[Data section — start]

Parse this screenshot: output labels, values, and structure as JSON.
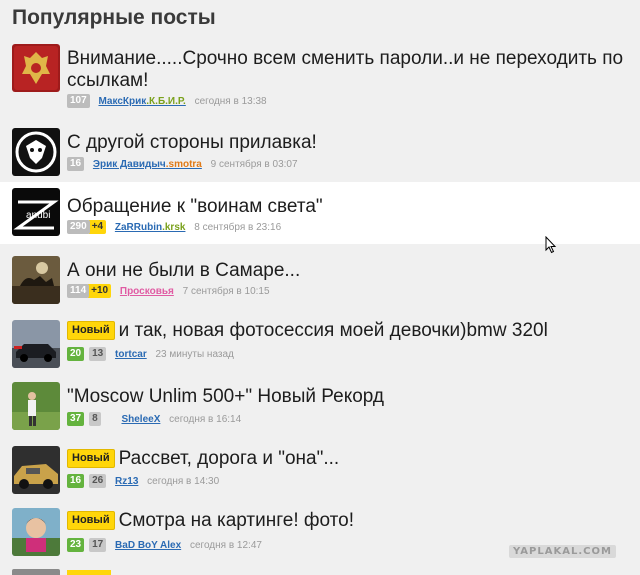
{
  "heading": "Популярные посты",
  "posts": [
    {
      "title": "Внимание.....Срочно всем сменить пароли..и не переходить по ссылкам!",
      "count": "107",
      "plus": "",
      "author": "МаксКрик",
      "author_suffix": ".К.Б.И.Р.",
      "time": "сегодня в 13:38",
      "new": ""
    },
    {
      "title": "С другой стороны прилавка!",
      "count": "16",
      "plus": "",
      "author": "Эрик Давидыч",
      "author_suffix": ".smotra",
      "time": "9 сентября в 03:07",
      "new": ""
    },
    {
      "title": "Обращение к \"воинам света\"",
      "count": "290",
      "plus": "+4",
      "author": "ZaRRubin",
      "author_suffix": ".krsk",
      "time": "8 сентября в 23:16",
      "new": "",
      "thumb_text": "anubi"
    },
    {
      "title": "А они не были в Самаре...",
      "count": "114",
      "plus": "+10",
      "author": "Просковья",
      "author_suffix": "",
      "time": "7 сентября в 10:15",
      "new": ""
    },
    {
      "title": "и так, новая фотосессия моей девочки)bmw 320l",
      "count": "20",
      "count2": "13",
      "author": "tortcar",
      "author_suffix": "",
      "time": "23 минуты назад",
      "new": "Новый"
    },
    {
      "title": "\"Moscow Unlim 500+\" Новый Рекорд",
      "count": "37",
      "count2": "8",
      "author": "SheleeX",
      "author_suffix": "",
      "time": "сегодня в 16:14",
      "new": ""
    },
    {
      "title": "Рассвет, дорога и \"она\"...",
      "count": "16",
      "count2": "26",
      "author": "Rz13",
      "author_suffix": "",
      "time": "сегодня в 14:30",
      "new": "Новый"
    },
    {
      "title": "Смотра на картинге! фото!",
      "count": "23",
      "count2": "17",
      "author": "BaD BoY Alex",
      "author_suffix": "",
      "time": "сегодня в 12:47",
      "new": "Новый"
    }
  ],
  "watermark": "YAPLAKAL.COM",
  "icons": {
    "cursor": "mouse-pointer-icon"
  }
}
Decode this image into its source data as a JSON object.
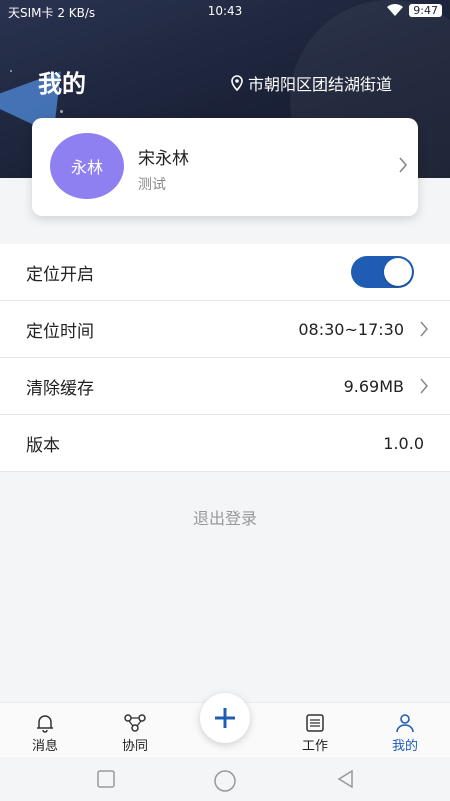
{
  "status_bar": {
    "left": "天SIM卡 2 KB/s",
    "time": "10:43",
    "battery": "9:47"
  },
  "header": {
    "title": "我的",
    "location": "市朝阳区团结湖街道"
  },
  "profile": {
    "avatar_text": "永林",
    "name": "宋永林",
    "subtitle": "测试"
  },
  "settings": {
    "location_enabled_label": "定位开启",
    "location_enabled": true,
    "location_time_label": "定位时间",
    "location_time_value": "08:30~17:30",
    "clear_cache_label": "清除缓存",
    "cache_size": "9.69MB",
    "version_label": "版本",
    "version_value": "1.0.0"
  },
  "logout_label": "退出登录",
  "tabs": {
    "messages": "消息",
    "collab": "协同",
    "work": "工作",
    "mine": "我的"
  },
  "colors": {
    "accent": "#1f5db5",
    "avatar": "#8e80f0",
    "header_bg": "#1b2238"
  },
  "icons": [
    "location-pin-icon",
    "chevron-right-icon",
    "bell-icon",
    "collab-icon",
    "plus-icon",
    "list-icon",
    "user-icon",
    "square-icon",
    "circle-icon",
    "back-triangle-icon"
  ]
}
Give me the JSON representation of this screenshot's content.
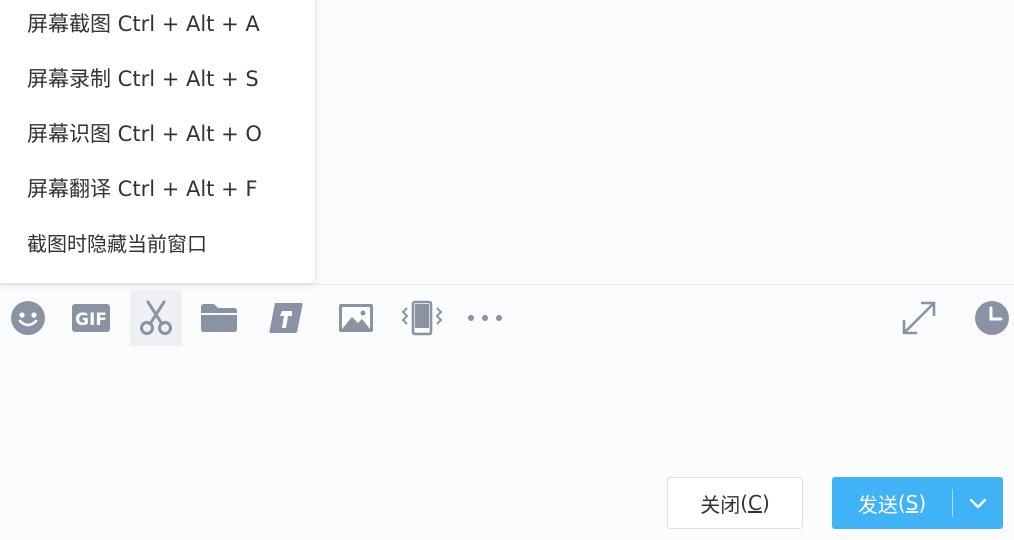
{
  "screenshot_menu": {
    "items": [
      {
        "label": "屏幕截图 Ctrl + Alt + A"
      },
      {
        "label": "屏幕录制 Ctrl + Alt + S"
      },
      {
        "label": "屏幕识图 Ctrl + Alt + O"
      },
      {
        "label": "屏幕翻译 Ctrl + Alt + F"
      },
      {
        "label": "截图时隐藏当前窗口"
      }
    ]
  },
  "toolbar": {
    "icons": [
      "emoji-icon",
      "gif-icon",
      "scissors-icon",
      "folder-icon",
      "file-transfer-icon",
      "image-icon",
      "phone-shake-icon",
      "more-icon",
      "expand-icon",
      "history-clock-icon"
    ],
    "gif_text": "GIF"
  },
  "footer": {
    "close_label": "关闭",
    "close_key": "C",
    "send_label": "发送",
    "send_key": "S"
  },
  "colors": {
    "accent": "#3fb3f6",
    "icon": "#8a93a3"
  }
}
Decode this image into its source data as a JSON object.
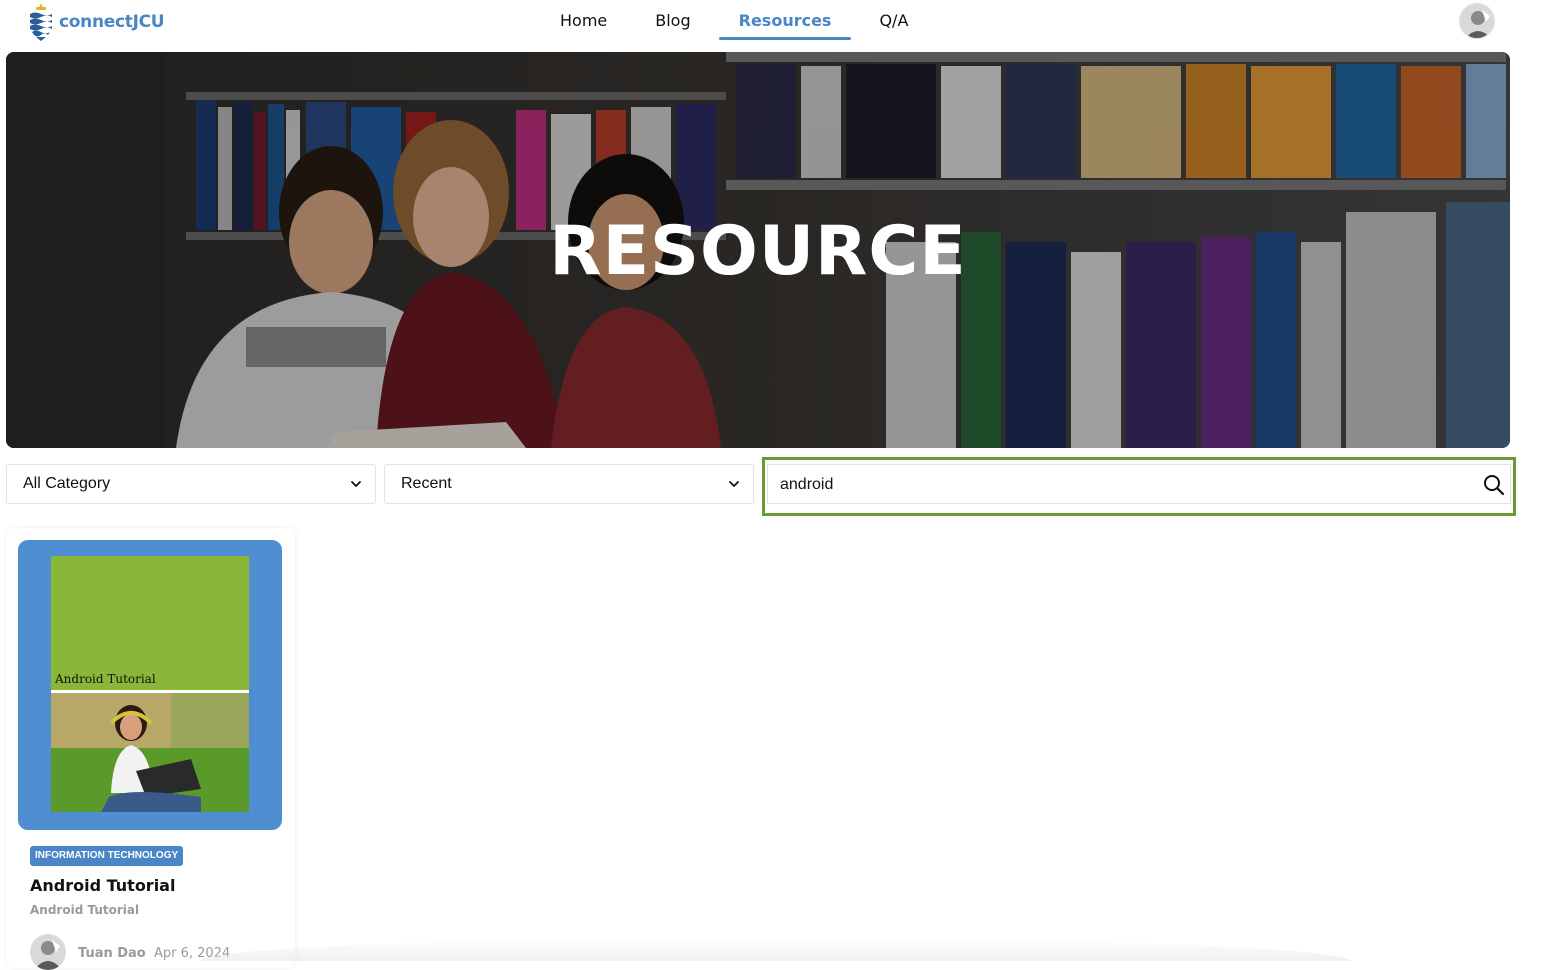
{
  "brand": {
    "name": "connectJCU",
    "color": "#4a86c5"
  },
  "nav": {
    "items": [
      {
        "label": "Home",
        "active": false
      },
      {
        "label": "Blog",
        "active": false
      },
      {
        "label": "Resources",
        "active": true
      },
      {
        "label": "Q/A",
        "active": false
      }
    ]
  },
  "hero": {
    "title": "RESOURCE"
  },
  "filters": {
    "category": {
      "selected": "All Category"
    },
    "sort": {
      "selected": "Recent"
    },
    "search": {
      "value": "android",
      "placeholder": ""
    },
    "highlight_color": "#6b9a34"
  },
  "resources": [
    {
      "cover_text": "Android Tutorial",
      "category": "INFORMATION TECHNOLOGY",
      "title": "Android Tutorial",
      "subtitle": "Android Tutorial",
      "author": "Tuan Dao",
      "date": "Apr 6, 2024",
      "cover_bg": "#4f8fd1",
      "cover_accent": "#8ab63a"
    }
  ]
}
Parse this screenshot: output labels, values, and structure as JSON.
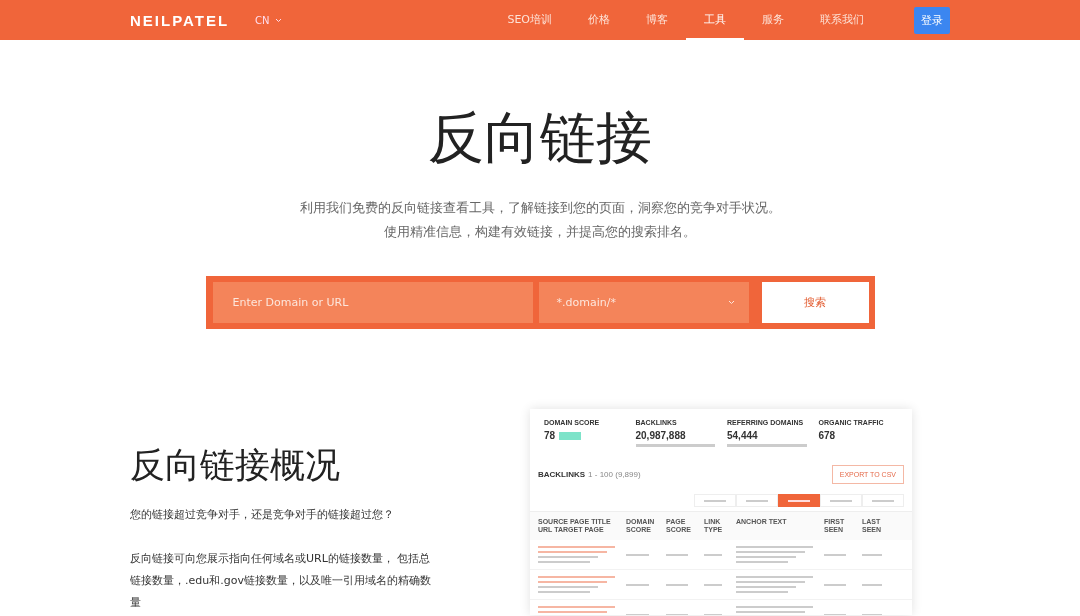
{
  "header": {
    "logo": "NEILPATEL",
    "language": "CN",
    "nav": [
      {
        "label": "SEO培训",
        "selected": false
      },
      {
        "label": "价格",
        "selected": false
      },
      {
        "label": "博客",
        "selected": false
      },
      {
        "label": "工具",
        "selected": true
      },
      {
        "label": "服务",
        "selected": false
      },
      {
        "label": "联系我们",
        "selected": false
      }
    ],
    "login": "登录"
  },
  "hero": {
    "title": "反向链接",
    "subtitle": [
      "利用我们免费的反向链接查看工具，了解链接到您的页面，洞察您的竞争对手状况。",
      "使用精准信息，构建有效链接，并提高您的搜索排名。"
    ]
  },
  "search": {
    "placeholder": "Enter Domain or URL",
    "mode": "*.domain/*",
    "button": "搜索"
  },
  "overview": {
    "title": "反向链接概况",
    "question": "您的链接超过竞争对手，还是竞争对手的链接超过您？",
    "paragraph": "反向链接可向您展示指向任何域名或URL的链接数量， 包括总链接数量，.edu和.gov链接数量，以及唯一引用域名的精确数量"
  },
  "preview": {
    "stats": [
      {
        "label": "DOMAIN SCORE",
        "value": "78",
        "badge": true
      },
      {
        "label": "BACKLINKS",
        "value": "20,987,888"
      },
      {
        "label": "REFERRING DOMAINS",
        "value": "54,444"
      },
      {
        "label": "ORGANIC TRAFFIC",
        "value": "678"
      }
    ],
    "list_title": "BACKLINKS",
    "list_range": "1 - 100 (9,899)",
    "export": "EXPORT TO CSV",
    "filters": [
      {
        "selected": false
      },
      {
        "selected": false
      },
      {
        "selected": true
      },
      {
        "selected": false
      },
      {
        "selected": false
      }
    ],
    "columns": [
      "SOURCE PAGE TITLE URL TARGET PAGE",
      "DOMAIN SCORE",
      "PAGE SCORE",
      "LINK TYPE",
      "ANCHOR TEXT",
      "FIRST SEEN",
      "LAST SEEN"
    ]
  }
}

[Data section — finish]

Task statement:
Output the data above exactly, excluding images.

Output for this task:
Parse this screenshot: output labels, values, and structure as JSON.
{
  "heading": "Популярные посты",
  "posts": [
    {
      "title": "Внимание.....Срочно всем сменить пароли..и не переходить по ссылкам!",
      "count": "107",
      "plus": "",
      "author": "МаксКрик",
      "author_suffix": ".К.Б.И.Р.",
      "time": "сегодня в 13:38",
      "new": ""
    },
    {
      "title": "С другой стороны прилавка!",
      "count": "16",
      "plus": "",
      "author": "Эрик Давидыч",
      "author_suffix": ".smotra",
      "time": "9 сентября в 03:07",
      "new": ""
    },
    {
      "title": "Обращение к \"воинам света\"",
      "count": "290",
      "plus": "+4",
      "author": "ZaRRubin",
      "author_suffix": ".krsk",
      "time": "8 сентября в 23:16",
      "new": "",
      "thumb_text": "anubi"
    },
    {
      "title": "А они не были в Самаре...",
      "count": "114",
      "plus": "+10",
      "author": "Просковья",
      "author_suffix": "",
      "time": "7 сентября в 10:15",
      "new": ""
    },
    {
      "title": "и так, новая фотосессия моей девочки)bmw 320l",
      "count": "20",
      "count2": "13",
      "author": "tortcar",
      "author_suffix": "",
      "time": "23 минуты назад",
      "new": "Новый"
    },
    {
      "title": "\"Moscow Unlim 500+\" Новый Рекорд",
      "count": "37",
      "count2": "8",
      "author": "SheleeX",
      "author_suffix": "",
      "time": "сегодня в 16:14",
      "new": ""
    },
    {
      "title": "Рассвет, дорога и \"она\"...",
      "count": "16",
      "count2": "26",
      "author": "Rz13",
      "author_suffix": "",
      "time": "сегодня в 14:30",
      "new": "Новый"
    },
    {
      "title": "Смотра на картинге! фото!",
      "count": "23",
      "count2": "17",
      "author": "BaD BoY Alex",
      "author_suffix": "",
      "time": "сегодня в 12:47",
      "new": "Новый"
    }
  ],
  "watermark": "YAPLAKAL.COM",
  "icons": {
    "cursor": "mouse-pointer-icon"
  }
}
Decode this image into its source data as a JSON object.
{
  "status_bar": {
    "left": "天SIM卡 2 KB/s",
    "time": "10:43",
    "battery": "9:47"
  },
  "header": {
    "title": "我的",
    "location": "市朝阳区团结湖街道"
  },
  "profile": {
    "avatar_text": "永林",
    "name": "宋永林",
    "subtitle": "测试"
  },
  "settings": {
    "location_enabled_label": "定位开启",
    "location_enabled": true,
    "location_time_label": "定位时间",
    "location_time_value": "08:30~17:30",
    "clear_cache_label": "清除缓存",
    "cache_size": "9.69MB",
    "version_label": "版本",
    "version_value": "1.0.0"
  },
  "logout_label": "退出登录",
  "tabs": {
    "messages": "消息",
    "collab": "协同",
    "work": "工作",
    "mine": "我的"
  },
  "colors": {
    "accent": "#1f5db5",
    "avatar": "#8e80f0",
    "header_bg": "#1b2238"
  },
  "icons": [
    "location-pin-icon",
    "chevron-right-icon",
    "bell-icon",
    "collab-icon",
    "plus-icon",
    "list-icon",
    "user-icon",
    "square-icon",
    "circle-icon",
    "back-triangle-icon"
  ]
}
Give me the JSON representation of this screenshot's content.
{
  "screenshot_menu": {
    "items": [
      {
        "label": "屏幕截图 Ctrl + Alt + A"
      },
      {
        "label": "屏幕录制 Ctrl + Alt + S"
      },
      {
        "label": "屏幕识图 Ctrl + Alt + O"
      },
      {
        "label": "屏幕翻译 Ctrl + Alt + F"
      },
      {
        "label": "截图时隐藏当前窗口"
      }
    ]
  },
  "toolbar": {
    "icons": [
      "emoji-icon",
      "gif-icon",
      "scissors-icon",
      "folder-icon",
      "file-transfer-icon",
      "image-icon",
      "phone-shake-icon",
      "more-icon",
      "expand-icon",
      "history-clock-icon"
    ],
    "gif_text": "GIF"
  },
  "footer": {
    "close_label": "关闭",
    "close_key": "C",
    "send_label": "发送",
    "send_key": "S"
  },
  "colors": {
    "accent": "#3fb3f6",
    "icon": "#8a93a3"
  }
}
Decode this image into its source data as a JSON object.
{
  "brand": {
    "name": "connectJCU",
    "color": "#4a86c5"
  },
  "nav": {
    "items": [
      {
        "label": "Home",
        "active": false
      },
      {
        "label": "Blog",
        "active": false
      },
      {
        "label": "Resources",
        "active": true
      },
      {
        "label": "Q/A",
        "active": false
      }
    ]
  },
  "hero": {
    "title": "RESOURCE"
  },
  "filters": {
    "category": {
      "selected": "All Category"
    },
    "sort": {
      "selected": "Recent"
    },
    "search": {
      "value": "android",
      "placeholder": ""
    },
    "highlight_color": "#6b9a34"
  },
  "resources": [
    {
      "cover_text": "Android Tutorial",
      "category": "INFORMATION TECHNOLOGY",
      "title": "Android Tutorial",
      "subtitle": "Android Tutorial",
      "author": "Tuan Dao",
      "date": "Apr 6, 2024",
      "cover_bg": "#4f8fd1",
      "cover_accent": "#8ab63a"
    }
  ]
}
Parse this screenshot: output labels, values, and structure as JSON.
{
  "header": {
    "logo": "NEILPATEL",
    "language": "CN",
    "nav": [
      {
        "label": "SEO培训",
        "selected": false
      },
      {
        "label": "价格",
        "selected": false
      },
      {
        "label": "博客",
        "selected": false
      },
      {
        "label": "工具",
        "selected": true
      },
      {
        "label": "服务",
        "selected": false
      },
      {
        "label": "联系我们",
        "selected": false
      }
    ],
    "login": "登录"
  },
  "hero": {
    "title": "反向链接",
    "subtitle": [
      "利用我们免费的反向链接查看工具，了解链接到您的页面，洞察您的竞争对手状况。",
      "使用精准信息，构建有效链接，并提高您的搜索排名。"
    ]
  },
  "search": {
    "placeholder": "Enter Domain or URL",
    "mode": "*.domain/*",
    "button": "搜索"
  },
  "overview": {
    "title": "反向链接概况",
    "question": "您的链接超过竞争对手，还是竞争对手的链接超过您？",
    "paragraph": "反向链接可向您展示指向任何域名或URL的链接数量， 包括总链接数量，.edu和.gov链接数量，以及唯一引用域名的精确数量"
  },
  "preview": {
    "stats": [
      {
        "label": "DOMAIN SCORE",
        "value": "78",
        "badge": true
      },
      {
        "label": "BACKLINKS",
        "value": "20,987,888"
      },
      {
        "label": "REFERRING DOMAINS",
        "value": "54,444"
      },
      {
        "label": "ORGANIC TRAFFIC",
        "value": "678"
      }
    ],
    "list_title": "BACKLINKS",
    "list_range": "1 - 100 (9,899)",
    "export": "EXPORT TO CSV",
    "filters": [
      {
        "selected": false
      },
      {
        "selected": false
      },
      {
        "selected": true
      },
      {
        "selected": false
      },
      {
        "selected": false
      }
    ],
    "columns": [
      "SOURCE PAGE TITLE URL TARGET PAGE",
      "DOMAIN SCORE",
      "PAGE SCORE",
      "LINK TYPE",
      "ANCHOR TEXT",
      "FIRST SEEN",
      "LAST SEEN"
    ]
  }
}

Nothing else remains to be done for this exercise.